Some of the important design elements include lower counters at the check in desk, partial partitions for privacy while still creating an open welcoming environment, coffee station with a sink (the emphasis is on the sink), pediatric waiting area, work area in the waiting room equipped with a computer and other work essentials, private weighing station and no need for patients to step up onto a scale because the scale is built into the floor and exam rooms located immediately behind the lobby eliminating the need for long walks through a maze to reach your destination. The elimination of unnecessary walking has benefited the staff as well.

Laboratory and Radiology Team

I was impressed with the level of detail that was taken into consideration and evident in the final product. The use of natural light and intuitive way finding was innovative. Both the staff and patients were integral in its design and the positive results were evident during my tour and echoed by the clinic leadership, Linette Jacobson, clinic manager, Jill Bergen, clinical services supervisor and Jackie Kerfeld, business services supervisor.

I also met some great people from the laboratory and radiology areas. They confirmed how much they appreciate their new work environment and participating in the design process. Bonnie Verke, medical lab technician, Champlin Clinic, expressed her thoughts very simply, “It’s a happy day every day.” And this is all because their request for a window was realized. A wonderful reminder that it usually is about the little things that are most important.

Having a brand new building is exciting but Janet did reinforce, “its not that we can build a brand new building everyday but there is a lot we can do.” The PCCT model is being implemented in many clinics across Allina with favorable results. The staff has welcomed the team approach and the work continues to evolve as improvement ideas continue to flow.

Future Looks Bright

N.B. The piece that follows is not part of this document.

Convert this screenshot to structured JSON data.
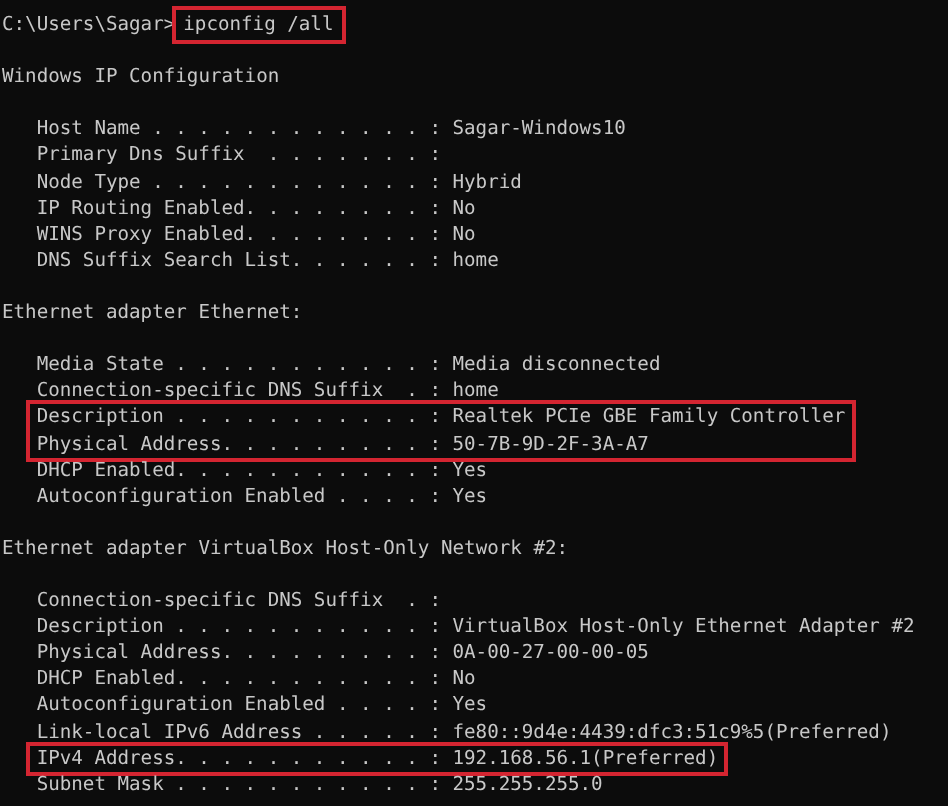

I left my visit feeling very excited for Allina Health. Every person I interacted with talked positively about the current focus and work being done to impact the patient experience. Like many health care organizations, patient experience is not a new journey at Allina Health and as they continue to keep focused on their true north guided by the patient stories, the critical mass Dan talked about earlier will no doubt be realized. Dan and the others are optimistic about the future of the health care industry and about Allina Health. I look forward to returning this fall for one of our three Regional Roundtable events and to hear about their ongoing progress.